The theory of cutting spiraling grooves inside the barrel of a gun seems to have evolved about 1500 in eastern Germany or Austria. The action of this "rifling" gave the ball a spin which added greatly to its distance and accuracy. By 1600 the bullet was being loaded while seated in patches of greased cloth or thin leather. This provided a tighter fit and helped loosen some of the previous powder fouling as the ball was rammed down, reduced leakage of the ignited charge around the bullet, and gripped the grooves to give the departing ball a better spin.
While the Musket was not an accurate weapon past 50-100 yards, the rifle was extremely accurate to two and possibly three times that distance. This is supported by a statment by British Major George Hanger, who participated in the Burgoyne campaign and subsequently became a prisoner of war after the Battle of Saratoga.

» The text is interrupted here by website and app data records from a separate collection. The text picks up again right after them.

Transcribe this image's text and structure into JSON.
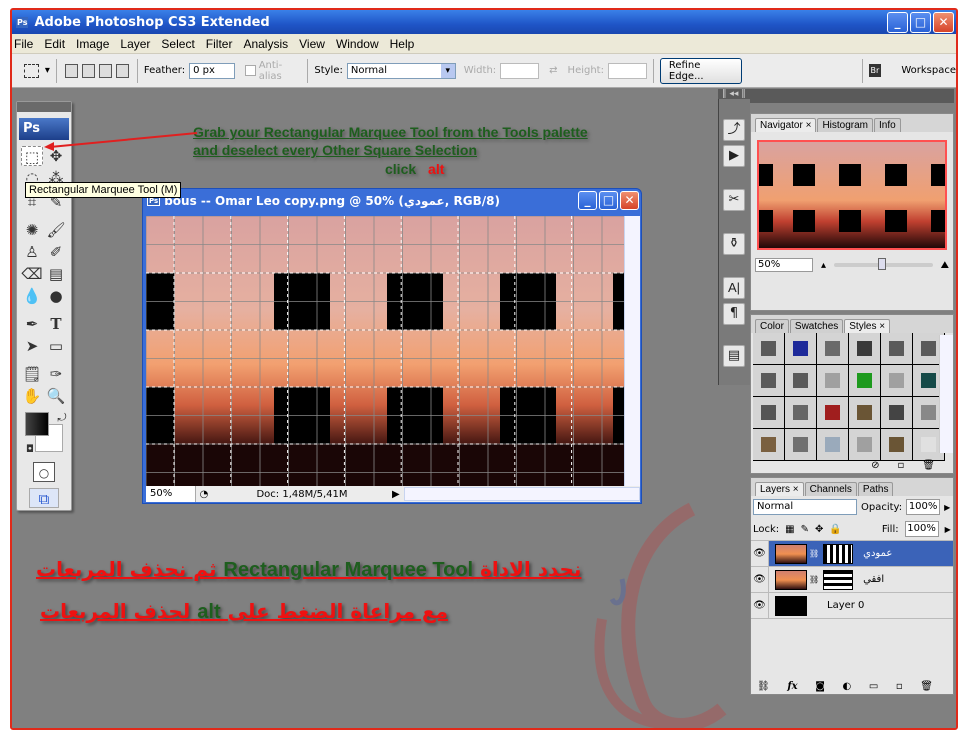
{
  "app": {
    "title": "Adobe Photoshop CS3 Extended",
    "icon": "ps-icon",
    "window_buttons": [
      "minimize",
      "maximize",
      "close"
    ]
  },
  "menu": [
    "File",
    "Edit",
    "Image",
    "Layer",
    "Select",
    "Filter",
    "Analysis",
    "View",
    "Window",
    "Help"
  ],
  "options_bar": {
    "tool_icon": "rectangular-marquee-icon",
    "feather_label": "Feather:",
    "feather_value": "0 px",
    "anti_alias_label": "Anti-alias",
    "anti_alias_checked": false,
    "style_label": "Style:",
    "style_value": "Normal",
    "width_label": "Width:",
    "height_label": "Height:",
    "refine_edge_label": "Refine Edge...",
    "bridge_icon": "bridge-icon",
    "workspace_label": "Workspace"
  },
  "tools_panel": {
    "logo": "Ps",
    "tooltip": "Rectangular Marquee Tool (M)",
    "tools": [
      "rectangular-marquee",
      "move",
      "lasso",
      "magic-wand",
      "crop",
      "slice",
      "healing-brush",
      "brush",
      "clone-stamp",
      "history-brush",
      "eraser",
      "gradient",
      "blur",
      "dodge",
      "pen",
      "type",
      "path-selection",
      "rectangle",
      "notes",
      "eyedropper",
      "hand",
      "zoom"
    ]
  },
  "instructions": {
    "line1": "Grab your Rectangular Marquee Tool from the Tools palette",
    "line2": "and deselect every Other Square Selection",
    "click": "click",
    "alt": "alt"
  },
  "document": {
    "title": "bous -- Omar Leo copy.png @ 50% (عمودي, RGB/8)",
    "zoom": "50%",
    "doc_info": "Doc: 1,48M/5,41M"
  },
  "navigator": {
    "tabs": [
      "Navigator",
      "Histogram",
      "Info"
    ],
    "active_tab": "Navigator",
    "zoom": "50%",
    "zoom_slider_fraction": 0.45
  },
  "styles_panel": {
    "tabs": [
      "Color",
      "Swatches",
      "Styles"
    ],
    "active_tab": "Styles",
    "swatches": [
      "#5a5a5a",
      "#1e2a9a",
      "#6a6a6a",
      "#3a3a3a",
      "#5a5a5a",
      "#5a5a5a",
      "#5a5a5a",
      "#5a5a5a",
      "#a0a0a0",
      "#1e9a1e",
      "#a0a0a0",
      "#154a48",
      "#555555",
      "#666666",
      "#a01e1e",
      "#6a5535",
      "#444444",
      "#888888",
      "#7a6040",
      "#707070",
      "#9aaabb",
      "#a0a0a0",
      "#6a5535",
      "#e0e0e0"
    ]
  },
  "layers_panel": {
    "tabs": [
      "Layers",
      "Channels",
      "Paths"
    ],
    "active_tab": "Layers",
    "blend_mode": "Normal",
    "opacity_label": "Opacity:",
    "opacity": "100%",
    "lock_label": "Lock:",
    "fill_label": "Fill:",
    "fill": "100%",
    "layers": [
      {
        "name": "عمودي",
        "selected": true,
        "mask": "vertical-stripes"
      },
      {
        "name": "افقي",
        "selected": false,
        "mask": "horizontal-stripes"
      },
      {
        "name": "Layer 0",
        "selected": false,
        "mask": null
      }
    ]
  },
  "arabic_caption": {
    "line1_part1": "نحدد الاداة",
    "line1_en": "Rectangular Marquee Tool",
    "line1_part2": "ثم نحذف المربعات",
    "line2_part1": "مع مراعاة الضغط على",
    "line2_en": "alt",
    "line2_part2": "لحذف المربعات"
  }
}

"I have many times asked the American backwoodsman what was the most their best marksmen could do; they have constantly told me that an expert rifleman, provided he can draw good and true sight...can hit the head of a man at 200 yards. I am certain that provided an American rifelman was to get a perfect aim at 300 yards at me standing still, he most undoubtedly would hit me, unless it was a very windy day..."